Daniel Greenstein vice provost for academic planning and programs at the University of California System told a room full of University Librarians last week that "The university library of the future will be sparsely staffed, highly decentralized, and have a physical plant consisting of little more than special collections and study areas." The meeting was held to discuss "sustainable scholarship", doesn't sound like Greenstein thinks libraries have much of a future at all! Like many of the commenters at the end of the article I actually couldn't disagree with Greenstein more. He obviously hasn't visited a university library lately. They are vibrant, vital places and often the lifeblood of the campus. You only have to be in touch with current news, studies and blogs on libraries to know that! There is so much the Library will offer in the future and rather than the distributed 'physical plant' that Greenstein describes I think we'll be a central hub for study, learning, technology, culture and socialising. Librarians will play an important role in this future by providing specialised services and reference help in a world of increasing information overload.
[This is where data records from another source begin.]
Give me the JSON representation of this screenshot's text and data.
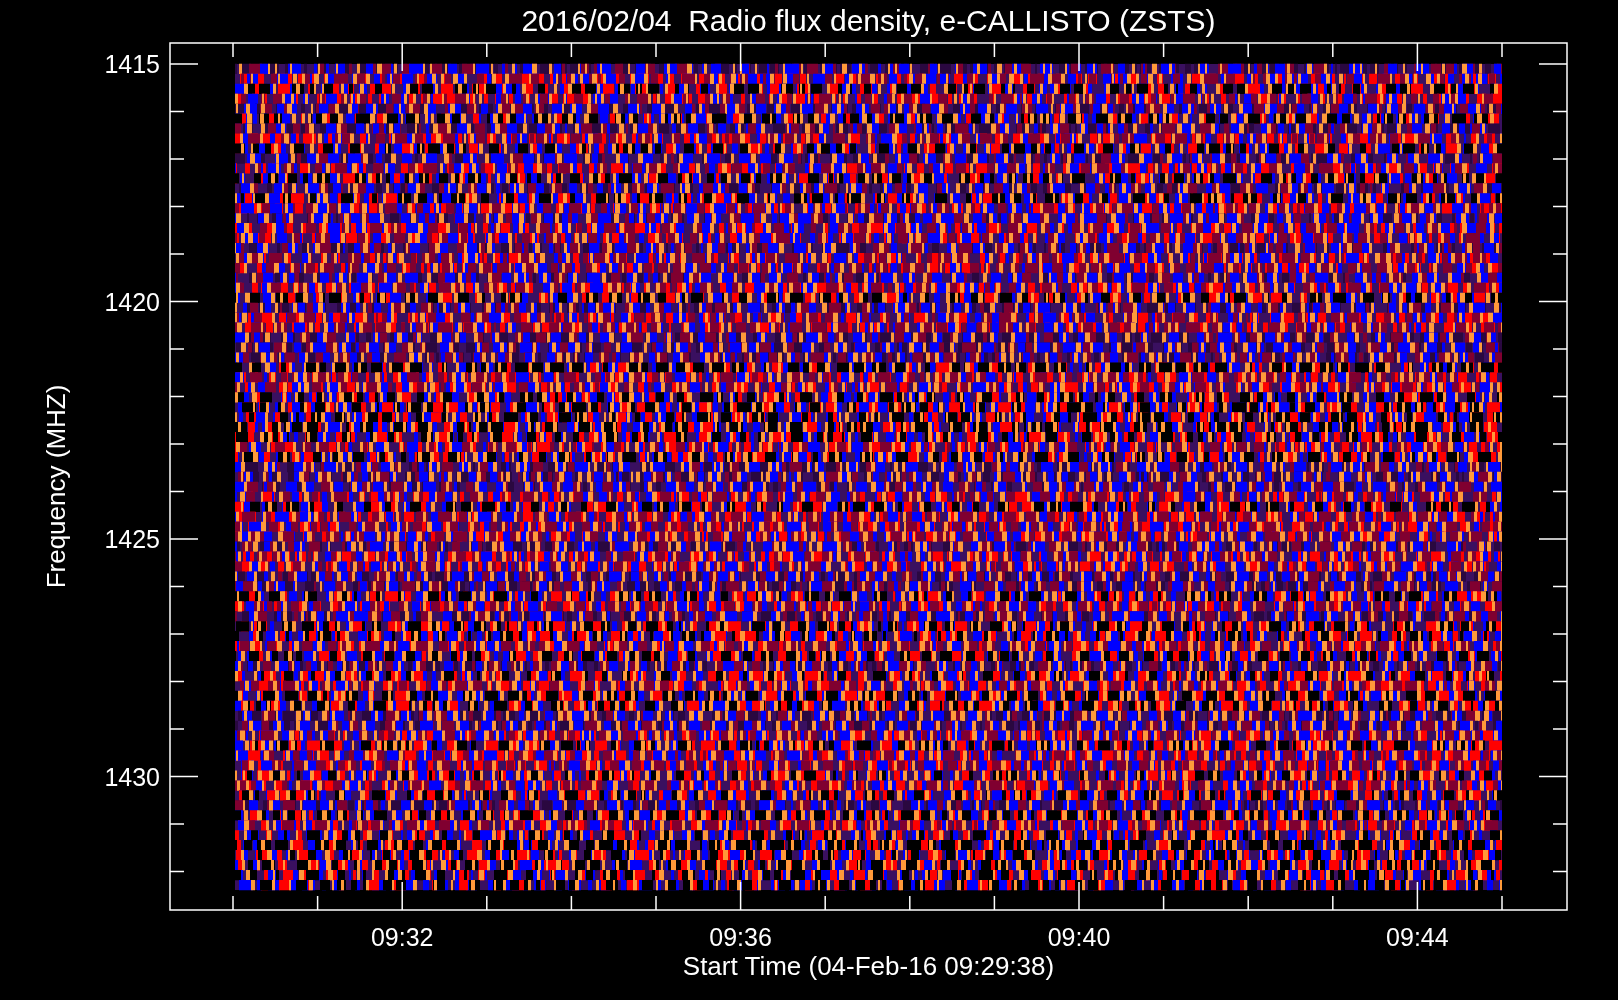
{
  "title": "2016/02/04  Radio flux density, e-CALLISTO (ZSTS)",
  "y_axis": {
    "label": "Frequency (MHZ)",
    "ticks": [
      "1415",
      "1420",
      "1425",
      "1430"
    ]
  },
  "x_axis": {
    "label": "Start Time (04-Feb-16 09:29:38)",
    "ticks": [
      "09:32",
      "09:36",
      "09:40",
      "09:44"
    ]
  }
}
Maybe it's a generational thing or maybe I'm just a fanatical optimist but I see an exciting and challenging future ahead. One with a focus on people, connecting and sharing. Technology has already assisted us in this direction but in the future this will be more obvious in the physical world too. We need to stay in touch with developments in libraries, publishing, information management, teaching and learning, sustainability and technology so we can create a library of the future that inspires and engages clients and staff alike!
"Your Library does not end here" Both David Lee King and Librarian In Black have been blogging about my favourite theme of connecting the physical and the digital. I'm happy to see there are others out there thinking about ways we can create more interactivity in the physical world so there is a seamless integration of physical and digital space. With clever use of technology we can create a more engaging library experience for our clients wherever they may be. However, technology is not the only factor. Librarians need to be out there and visible in physical and digital space to continue providing expert services by anticipating and responding to client needs. The library of the future I imagine is ubiquitous, embracing the idea of 'anytime, anywhere', it supports peer-to-peer learning and customisation of space and services. Very different to Greensteins idea. I look forward to the future that I imagine.
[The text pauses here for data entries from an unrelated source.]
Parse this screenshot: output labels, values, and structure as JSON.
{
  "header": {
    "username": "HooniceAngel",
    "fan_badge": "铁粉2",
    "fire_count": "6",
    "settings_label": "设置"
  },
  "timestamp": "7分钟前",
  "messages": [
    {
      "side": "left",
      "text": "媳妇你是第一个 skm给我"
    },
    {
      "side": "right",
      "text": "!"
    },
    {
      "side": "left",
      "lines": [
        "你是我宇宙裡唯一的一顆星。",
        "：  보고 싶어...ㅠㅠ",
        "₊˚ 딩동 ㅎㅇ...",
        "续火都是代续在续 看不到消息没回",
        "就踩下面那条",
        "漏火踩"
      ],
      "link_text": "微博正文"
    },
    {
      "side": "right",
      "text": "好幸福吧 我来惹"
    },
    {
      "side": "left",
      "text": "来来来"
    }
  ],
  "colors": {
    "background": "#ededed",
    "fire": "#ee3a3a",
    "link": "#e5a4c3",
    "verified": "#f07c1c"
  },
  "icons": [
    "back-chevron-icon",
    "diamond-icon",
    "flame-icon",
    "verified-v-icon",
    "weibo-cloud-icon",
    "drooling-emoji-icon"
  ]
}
Coming soon: more on QR codes, RFID, ebook readers, iphone, iTunesU, Augmented Reality and vampire fiction. Stay tuned.